Maricopa County, Ariz., Sheriff and outspoken immigration hawk Joe Arpaio said Immigration and Customs Enforcement is welcome to send over undocumented immigrants released from detention to his infamous "Tent City."
"I'll take them. I have room in my tents. I would be happy to have them -- and I wouldn't even charge them. I would love to take them in the tents," Arpaio told Politico in a story published on Thursday.
Immigration and Customs Enforcement released several hundred undocumented immigrants from detention centers on Monday, citing budget constraints. Those released will still be up for deportation and monitored under alternatives to detention, and come only from the non-criminal or low-level criminal categories of detainees.
The move has started a firestorm of criticism from Republicans, who say ICE is endangering public safety and the Obama administration is exploiting the situation to scare Congress into a deal to prevent automatic budget cuts from sequestration. White House Press Secretary Jay Carney said Wednesday that the White House had nothing to do with the decision to release immigrant detainees.
Arpaio didn't buy it.
"I am always suspicious when the government that has billions of dollars has to say, 'We are going to release [illegal immigrants] because of budget problems.' I'm wary of that," he said. "They're utilizing a budget so-called crisis as the reason to kick these people loose. I do have a concern about that."
Arizona as a whole has a reputation for taking on an inflated role in policing unauthorized immigration, and Arpaio embodies that more than anyone else, save perhaps Republican Gov. Jan Brewer. He has come under fire for sweeps led including non-law enforcement "posses" to root out undocumented immigrants and accused of racial profiling and intimidating journalists. He also has been accused of mistreating people he arrests by putting them in his "Tent City," where they are at times forced to wear pink underwear and do manual labor. Numerous outlets have reported that his department had failed to adequately investigate some 400 sex crimes between 2005 and 2007.
Despite those controversies, the sheriff has retained his place in Maricopa County, where he was reelected to a sixth term in November.

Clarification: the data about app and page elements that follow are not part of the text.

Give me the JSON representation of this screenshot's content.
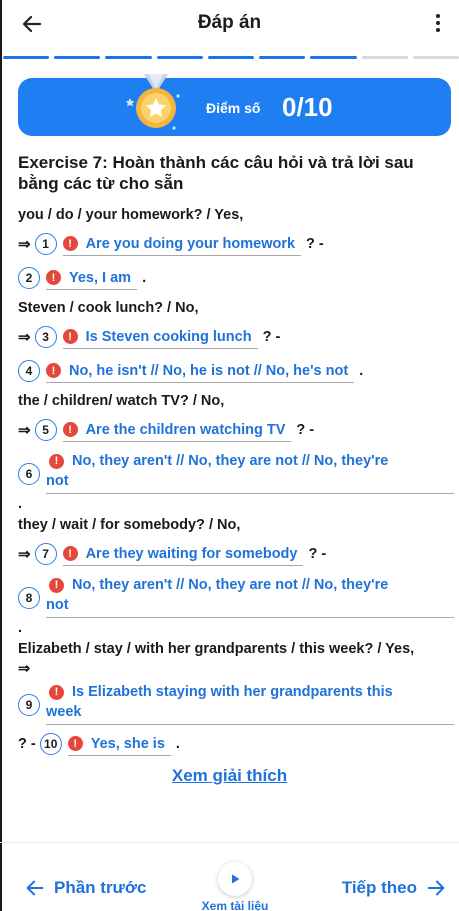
{
  "header": {
    "title": "Đáp án"
  },
  "progress": {
    "total": 9,
    "completed": 7
  },
  "score": {
    "label": "Điểm số",
    "value": "0/10"
  },
  "exercise": {
    "title": "Exercise 7: Hoàn thành các câu hỏi và trả lời sau bằng các từ cho sẵn",
    "items": [
      {
        "prompt": "you / do / your homework? / Yes,",
        "q_num": "1",
        "q_answer": "Are you doing your homework",
        "q_tail": "? -",
        "a_num": "2",
        "a_answer": "Yes, I am",
        "a_tail": "."
      },
      {
        "prompt": "Steven / cook lunch? / No,",
        "q_num": "3",
        "q_answer": "Is Steven cooking lunch",
        "q_tail": "? -",
        "a_num": "4",
        "a_answer": "No, he isn't // No, he is not // No, he's not",
        "a_tail": "."
      },
      {
        "prompt": "the / children/ watch TV? / No,",
        "q_num": "5",
        "q_answer": "Are the children watching TV",
        "q_tail": "? -",
        "a_num": "6",
        "a_answer_line1": "No, they aren't // No, they are not // No, they're",
        "a_answer_line2": "not",
        "a_tail": "."
      },
      {
        "prompt": "they / wait / for somebody? / No,",
        "q_num": "7",
        "q_answer": "Are they waiting for somebody",
        "q_tail": "? -",
        "a_num": "8",
        "a_answer_line1": "No, they aren't // No, they are not // No, they're",
        "a_answer_line2": "not",
        "a_tail": "."
      },
      {
        "prompt": "Elizabeth / stay / with her grandparents / this week? / Yes,",
        "q_num": "9",
        "q_answer_line1": "Is Elizabeth staying with her grandparents this",
        "q_answer_line2": "week",
        "a_prefix": "? -",
        "a_num": "10",
        "a_answer": "Yes, she is",
        "a_tail": "."
      }
    ]
  },
  "explain_link": "Xem giải thích",
  "footer": {
    "prev_label": "Phần trước",
    "next_label": "Tiếp theo",
    "doc_label": "Xem tài liệu"
  },
  "icons": {
    "back": "arrow-left-icon",
    "more": "more-vertical-icon",
    "warning": "exclamation-icon",
    "play": "play-icon",
    "medal": "medal-icon"
  },
  "colors": {
    "accent": "#1e7ef2",
    "answer": "#1f72d8",
    "wrong": "#e5473a"
  }
}
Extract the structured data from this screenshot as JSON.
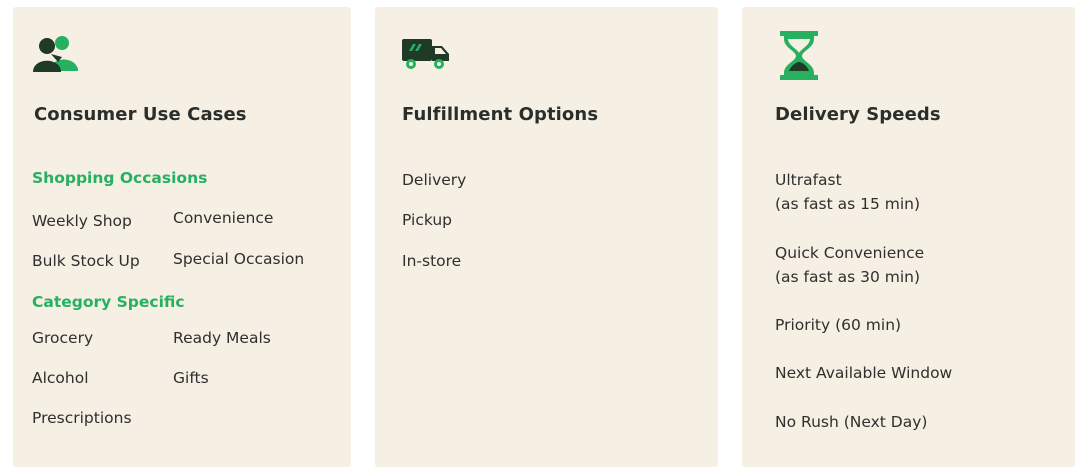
{
  "colors": {
    "card_bg": "#f6efe4",
    "accent_green": "#26b060",
    "dark_green": "#1f3a26",
    "text": "#2f2f2f"
  },
  "cards": [
    {
      "icon": "people-icon",
      "title": "Consumer Use Cases",
      "sections": [
        {
          "heading": "Shopping Occasions",
          "items": [
            "Weekly Shop",
            "Convenience",
            "Bulk Stock Up",
            "Special Occasion"
          ]
        },
        {
          "heading": "Category Specific",
          "items": [
            "Grocery",
            "Ready Meals",
            "Alcohol",
            "Gifts",
            "Prescriptions"
          ]
        }
      ]
    },
    {
      "icon": "delivery-truck-icon",
      "title": "Fulfillment Options",
      "items": [
        "Delivery",
        "Pickup",
        "In-store"
      ]
    },
    {
      "icon": "hourglass-icon",
      "title": "Delivery Speeds",
      "items": [
        {
          "label": "Ultrafast",
          "detail": "(as fast as 15 min)"
        },
        {
          "label": "Quick Convenience",
          "detail": "(as fast as 30 min)"
        },
        {
          "label": "Priority (60 min)"
        },
        {
          "label": "Next Available Window"
        },
        {
          "label": "No Rush (Next Day)"
        }
      ]
    }
  ]
}
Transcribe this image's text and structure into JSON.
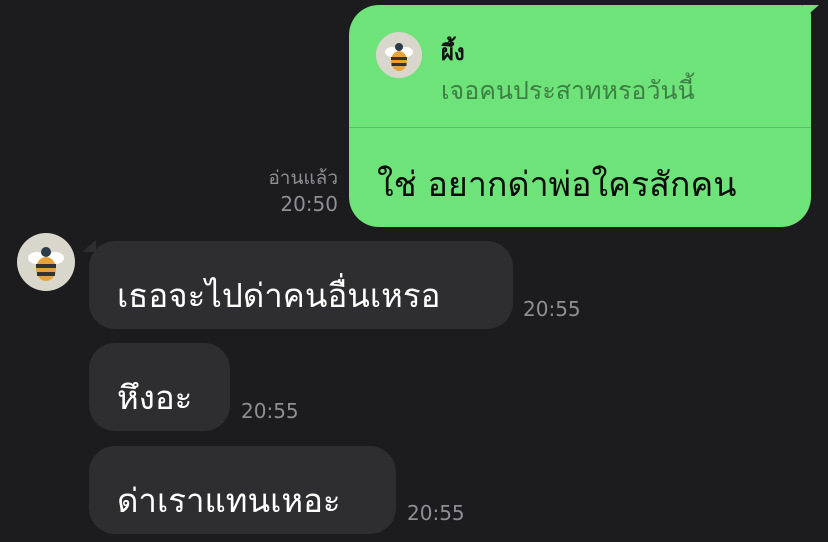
{
  "quoted": {
    "sender": "ผึ้ง",
    "text": "เจอคนประสาทหรอวันนี้"
  },
  "sent_message": {
    "text": "ใช่ อยากด่าพ่อใครสักคน",
    "read_label": "อ่านแล้ว",
    "time": "20:50"
  },
  "received_messages": [
    {
      "text": "เธอจะไปด่าคนอื่นเหรอ",
      "time": "20:55"
    },
    {
      "text": "หึงอะ",
      "time": "20:55"
    },
    {
      "text": "ด่าเราแทนเหอะ",
      "time": "20:55"
    }
  ],
  "colors": {
    "background": "#1c1c1e",
    "sent_bubble": "#6ee379",
    "received_bubble": "#2e2e30",
    "timestamp": "#8e8e93"
  },
  "icons": {
    "avatar": "bee-avatar-icon"
  }
}
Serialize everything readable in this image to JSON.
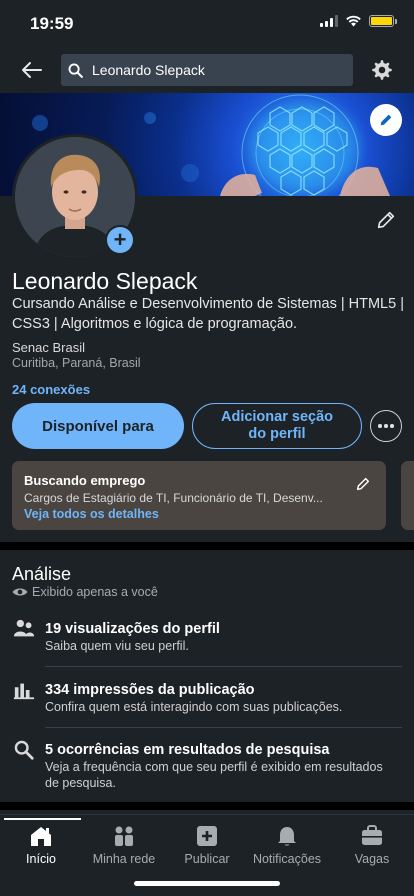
{
  "status_bar": {
    "time": "19:59"
  },
  "header": {
    "back_icon": "arrow-left-icon",
    "search_query": "Leonardo Slepack",
    "settings_icon": "gear-icon"
  },
  "profile": {
    "name": "Leonardo Slepack",
    "headline": "Cursando Análise e Desenvolvimento de Sistemas |  HTML5 | CSS3 | Algoritmos e lógica de programação.",
    "company": "Senac Brasil",
    "location": "Curitiba, Paraná, Brasil",
    "connections": "24 conexões"
  },
  "actions": {
    "primary_label": "Disponível para",
    "secondary_label": "Adicionar seção do perfil"
  },
  "open_to_work": {
    "title": "Buscando emprego",
    "roles": "Cargos de Estagiário de TI, Funcionário de TI, Desenv...",
    "link": "Veja todos os detalhes"
  },
  "analytics": {
    "title": "Análise",
    "private_note": "Exibido apenas a você",
    "items": [
      {
        "title": "19 visualizações do perfil",
        "subtitle": "Saiba quem viu seu perfil.",
        "icon": "people-icon"
      },
      {
        "title": "334 impressões da publicação",
        "subtitle": "Confira quem está interagindo com suas publicações.",
        "icon": "bar-chart-icon"
      },
      {
        "title": "5 ocorrências em resultados de pesquisa",
        "subtitle": "Veja a frequência com que seu perfil é exibido em resultados de pesquisa.",
        "icon": "search-icon"
      }
    ]
  },
  "bottom_nav": {
    "items": [
      {
        "label": "Início",
        "icon": "home-icon",
        "active": true
      },
      {
        "label": "Minha rede",
        "icon": "network-icon",
        "active": false
      },
      {
        "label": "Publicar",
        "icon": "post-icon",
        "active": false
      },
      {
        "label": "Notificações",
        "icon": "bell-icon",
        "active": false
      },
      {
        "label": "Vagas",
        "icon": "briefcase-icon",
        "active": false
      }
    ]
  },
  "colors": {
    "background": "#1d2226",
    "accent": "#70b5f9",
    "card": "#4a4540"
  }
}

Brewer, who signed into law the state's contested S.B. 1070 immigration law in 2010, also opposed the ICE decision to release detainees.
"I'm appalled to learn the U.S. Department of Homeland Security has begun to release hundreds of illegal aliens from custody, the first of potentially thousands to soon be freed under the guise of federal budget cuts," she said in a statement to Arizona's ABC 15.